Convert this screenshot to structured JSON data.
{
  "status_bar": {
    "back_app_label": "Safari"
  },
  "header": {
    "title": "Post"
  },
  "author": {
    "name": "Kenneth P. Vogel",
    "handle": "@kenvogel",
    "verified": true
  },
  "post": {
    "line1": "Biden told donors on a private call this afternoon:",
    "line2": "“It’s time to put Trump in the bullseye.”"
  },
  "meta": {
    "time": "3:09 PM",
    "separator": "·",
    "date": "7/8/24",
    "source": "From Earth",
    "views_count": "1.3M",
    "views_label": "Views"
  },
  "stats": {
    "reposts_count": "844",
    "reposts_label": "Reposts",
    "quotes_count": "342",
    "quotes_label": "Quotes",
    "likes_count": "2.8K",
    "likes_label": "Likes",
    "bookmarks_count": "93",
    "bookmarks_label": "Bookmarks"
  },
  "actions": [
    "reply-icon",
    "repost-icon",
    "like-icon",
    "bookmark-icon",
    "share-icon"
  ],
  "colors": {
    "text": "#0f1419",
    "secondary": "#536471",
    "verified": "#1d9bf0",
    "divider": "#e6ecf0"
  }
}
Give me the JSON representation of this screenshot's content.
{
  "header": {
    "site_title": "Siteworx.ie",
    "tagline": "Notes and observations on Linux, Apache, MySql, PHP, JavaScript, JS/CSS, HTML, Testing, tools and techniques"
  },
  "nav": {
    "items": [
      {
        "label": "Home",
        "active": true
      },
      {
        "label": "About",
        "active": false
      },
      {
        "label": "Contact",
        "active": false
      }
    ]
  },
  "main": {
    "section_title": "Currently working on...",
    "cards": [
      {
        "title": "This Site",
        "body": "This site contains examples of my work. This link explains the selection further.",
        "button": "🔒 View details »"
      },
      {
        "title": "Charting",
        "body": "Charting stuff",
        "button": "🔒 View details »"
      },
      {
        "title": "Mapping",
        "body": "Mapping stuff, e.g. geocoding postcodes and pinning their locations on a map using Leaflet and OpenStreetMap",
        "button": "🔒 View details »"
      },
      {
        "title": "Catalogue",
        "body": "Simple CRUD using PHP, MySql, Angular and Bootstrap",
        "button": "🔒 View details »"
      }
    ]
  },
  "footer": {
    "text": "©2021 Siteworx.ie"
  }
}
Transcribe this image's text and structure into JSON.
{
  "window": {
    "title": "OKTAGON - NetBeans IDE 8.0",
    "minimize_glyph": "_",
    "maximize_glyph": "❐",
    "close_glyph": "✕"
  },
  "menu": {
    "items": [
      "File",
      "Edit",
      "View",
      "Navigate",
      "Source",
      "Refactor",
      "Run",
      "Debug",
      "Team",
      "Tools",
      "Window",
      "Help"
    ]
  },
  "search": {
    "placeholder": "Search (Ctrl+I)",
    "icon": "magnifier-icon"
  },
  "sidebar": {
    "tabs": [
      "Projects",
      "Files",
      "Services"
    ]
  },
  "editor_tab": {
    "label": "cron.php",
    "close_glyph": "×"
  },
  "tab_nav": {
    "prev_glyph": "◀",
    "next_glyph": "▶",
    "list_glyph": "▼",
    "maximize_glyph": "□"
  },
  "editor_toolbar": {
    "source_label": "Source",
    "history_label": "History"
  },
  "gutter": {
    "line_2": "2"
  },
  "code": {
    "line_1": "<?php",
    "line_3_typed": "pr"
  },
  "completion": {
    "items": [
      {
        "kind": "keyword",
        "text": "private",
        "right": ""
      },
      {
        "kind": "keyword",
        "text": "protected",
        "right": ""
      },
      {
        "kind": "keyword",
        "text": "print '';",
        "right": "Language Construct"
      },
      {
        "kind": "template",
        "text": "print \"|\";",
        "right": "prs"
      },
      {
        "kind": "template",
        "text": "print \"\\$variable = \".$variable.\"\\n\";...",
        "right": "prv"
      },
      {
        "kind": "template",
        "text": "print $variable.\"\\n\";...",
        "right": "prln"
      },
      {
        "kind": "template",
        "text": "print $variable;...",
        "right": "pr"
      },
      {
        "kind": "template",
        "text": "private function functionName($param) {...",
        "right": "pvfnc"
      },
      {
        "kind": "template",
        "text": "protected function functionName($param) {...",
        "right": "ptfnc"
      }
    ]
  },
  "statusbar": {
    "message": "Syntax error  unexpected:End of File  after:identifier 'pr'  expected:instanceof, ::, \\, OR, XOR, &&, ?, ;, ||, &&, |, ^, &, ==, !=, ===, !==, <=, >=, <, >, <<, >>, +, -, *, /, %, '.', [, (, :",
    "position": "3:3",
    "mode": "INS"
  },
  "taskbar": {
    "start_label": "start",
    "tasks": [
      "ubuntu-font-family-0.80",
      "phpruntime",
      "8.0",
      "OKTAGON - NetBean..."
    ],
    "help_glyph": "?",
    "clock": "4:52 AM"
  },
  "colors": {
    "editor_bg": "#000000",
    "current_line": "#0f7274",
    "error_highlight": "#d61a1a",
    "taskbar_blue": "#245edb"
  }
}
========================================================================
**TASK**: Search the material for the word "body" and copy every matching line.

**ANSWER TO THE EXERCISE**:
        "body": "This site contains examples of my work. This link explains the selection further.",
        "body": "Charting stuff",
        "body": "Mapping stuff, e.g. geocoding postcodes and pinning their locations on a map using Leaflet and OpenStreetMap",
        "body": "Simple CRUD using PHP, MySql, Angular and Bootstrap",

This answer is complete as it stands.